Cranky Ladies of History had its official launch this weekend. Thanks to amazing authors, the efforts of my incredible co-editor, the work of a fabulous artist and a talented designer and eagle-eyed proofreaders, this book is my best production so far. I couldn’t have done it without every single one of them, nor without the people who had enough faith in our ability to make it happen that they put their hands in their pockets an entire year ago, when the book was still just a concept on a webpage.

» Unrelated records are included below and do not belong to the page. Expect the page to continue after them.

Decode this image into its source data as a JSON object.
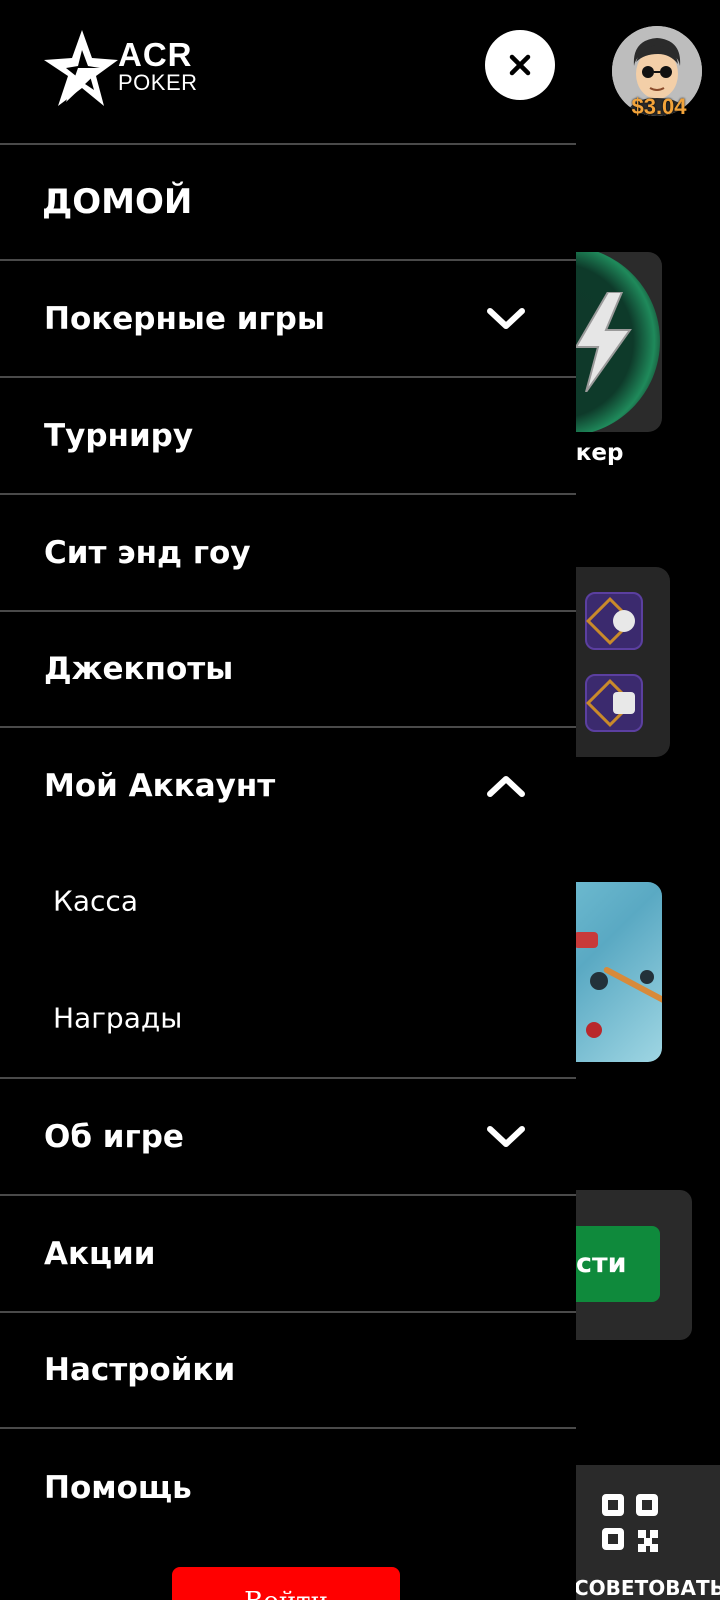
{
  "header": {
    "logo": {
      "line1": "ACR",
      "line2": "POKER",
      "icon": "star-logo-icon"
    },
    "close_icon": "close-icon",
    "avatar_icon": "user-avatar-icon",
    "balance": "$3.04",
    "balance_color": "#F2A33A"
  },
  "menu": {
    "items": [
      {
        "label": "ДОМОЙ"
      },
      {
        "label": "Покерные игры",
        "chevron": "chevron-down-icon"
      },
      {
        "label": "Турниру"
      },
      {
        "label": "Сит энд гоу"
      },
      {
        "label": "Джекпоты"
      },
      {
        "label": "Мой Аккаунт",
        "chevron": "chevron-up-icon",
        "expanded": true,
        "sub_items": [
          {
            "label": "Касса"
          },
          {
            "label": "Награды"
          }
        ]
      },
      {
        "label": "Об игре",
        "chevron": "chevron-down-icon"
      },
      {
        "label": "Акции"
      },
      {
        "label": "Настройки"
      },
      {
        "label": "Помощь"
      }
    ],
    "login_button": "Войти"
  },
  "background": {
    "game_label": "окер",
    "join_button": "сти",
    "share_label": "СОВЕТОВАТЬ",
    "share_icon": "qr-code-icon",
    "join_color": "#0F8A3C"
  },
  "colors": {
    "drawer_bg": "#000000",
    "divider": "#4A4A4A",
    "login_red": "#FF0000"
  }
}
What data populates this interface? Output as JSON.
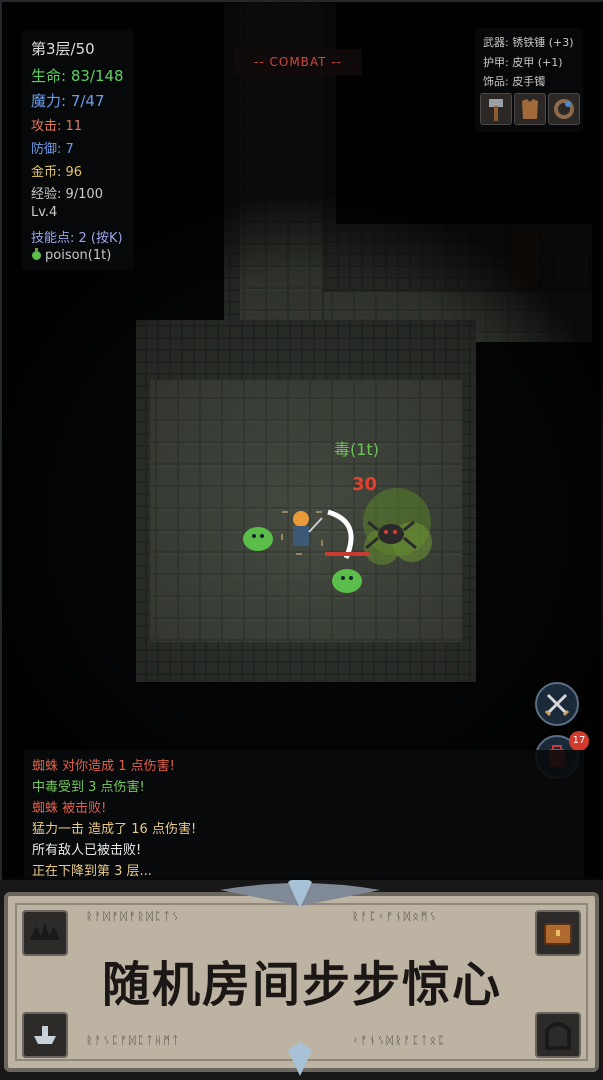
{
  "stats": {
    "floor": "第3层/50",
    "hp": "生命: 83/148",
    "mp": "魔力: 7/47",
    "atk": "攻击: 11",
    "def": "防御: 7",
    "gold": "金币: 96",
    "exp": "经验: 9/100",
    "level": "Lv.4",
    "skill_points": "技能点: 2 (按K)",
    "status_effect": "poison(1t)"
  },
  "equipment": {
    "weapon": "武器: 锈铁锤 (+3)",
    "armor": "护甲: 皮甲 (+1)",
    "accessory": "饰品: 皮手镯",
    "slot_icons": [
      "hammer-icon",
      "leather-armor-icon",
      "bracelet-icon"
    ]
  },
  "combat_label": "-- COMBAT --",
  "floating_text": {
    "poison": "毒(1t)",
    "damage": "30"
  },
  "buttons": {
    "inventory_badge": "17"
  },
  "log": [
    {
      "text": "蜘蛛 对你造成 1 点伤害!",
      "color": "#e0614f"
    },
    {
      "text": "中毒受到 3 点伤害!",
      "color": "#78c860"
    },
    {
      "text": "蜘蛛 被击败!",
      "color": "#e0614f"
    },
    {
      "text": "猛力一击 造成了 16 点伤害!",
      "color": "#e8c98a"
    },
    {
      "text": "所有敌人已被击败!",
      "color": "#e8e8e8"
    },
    {
      "text": "正在下降到第 3 层...",
      "color": "#e8c98a"
    }
  ],
  "banner": {
    "slogan": "随机房间步步惊心",
    "runes_top_left": "ᚱᚨᛞᚠᛞᚠᚱᛞᛈᛏᛊ",
    "runes_top_right": "ᚱᚨᛈᚲᚠᚾᛞᛟᛗᛊ",
    "runes_bottom_left": "ᚱᚨᛊᛈᚠᛞᛈᛏᚺᛗᛏ",
    "runes_bottom_right": "ᚲᚠᚾᛊᛞᚱᚨᛈᛏᛟᛈ"
  },
  "colors": {
    "floor_label": "#dcdcdc",
    "hp": "#5fcf62",
    "mp": "#6e9ce8",
    "atk": "#e07a5a",
    "def": "#6e9ce8",
    "gold": "#e0c46a",
    "exp": "#c9c9c9",
    "level": "#c9c9c9",
    "skill": "#9aa6e8"
  }
}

And I couldn’t have done it without the support of my family: my parents, who inadvertently set me on this path nearly 40 years ago, and who have always been there when I’ve needed them (and my dad reads all my books, even though he doesn’t like the genre!); my kids, who have shown excited faces when Mummy has been squeeing about an author’s story that blew me away, or about exactly HOW PRETTY the books have turned out, even though they don’t really understand why I’m so happy about it all; and my husband, who is as proud of me as I am of this book.
It’s always interesting to look back at the choices one makes to trace the path back to where things began. The movie Sliding Doors does this literally, showing that we really can’t ever know what will come of the decisions we make in life – sometimes those that seem the best can have unhappy endings, and on other occasions, something awful can lead to something amazing. Often, the outcome is not what we anticipate, and often the reason is not the alternatives presented to us, but the attitude with which we attack them. I finished Year 12 as an only-just 17 year old, and I remember being quite distressed that I didn’t get my first preference for university courses. On the third round of offers, my first preference was given, but by then, I had accepted a position as a governess on a remote cattle station in the Northern Territory. I deferred my course and took the gap year (not that we called it that back then!), and it was fantastic. Then, when it came time to reconsider my options, I decided that actually I really DIDN’T want to do that original course, so I reapplied for different universities. This time, when the offers came and again I didn’t get my first preference (this time, it was the right course but in the wrong city), I remember sitting down and crying. Then suddenly I realised that actually, not getting my first preference the last time had turned out to be a good thing, and I distinctly remember thinking “Everything happens for a reason.” In that moment, my whole perspective changed. I went to the new, unknown city. I made friends and embarked on a path I had never imagined. In one way or another, every choice I made then has led me to where I am now. I could never claim that it’s been a smooth road – I’ve hit boggy spots, and wheel ruts and even veered right off onto the tiny gravelled side roads sometimes! But the road has led me here, and what I see in my rear view mirror gives me joy.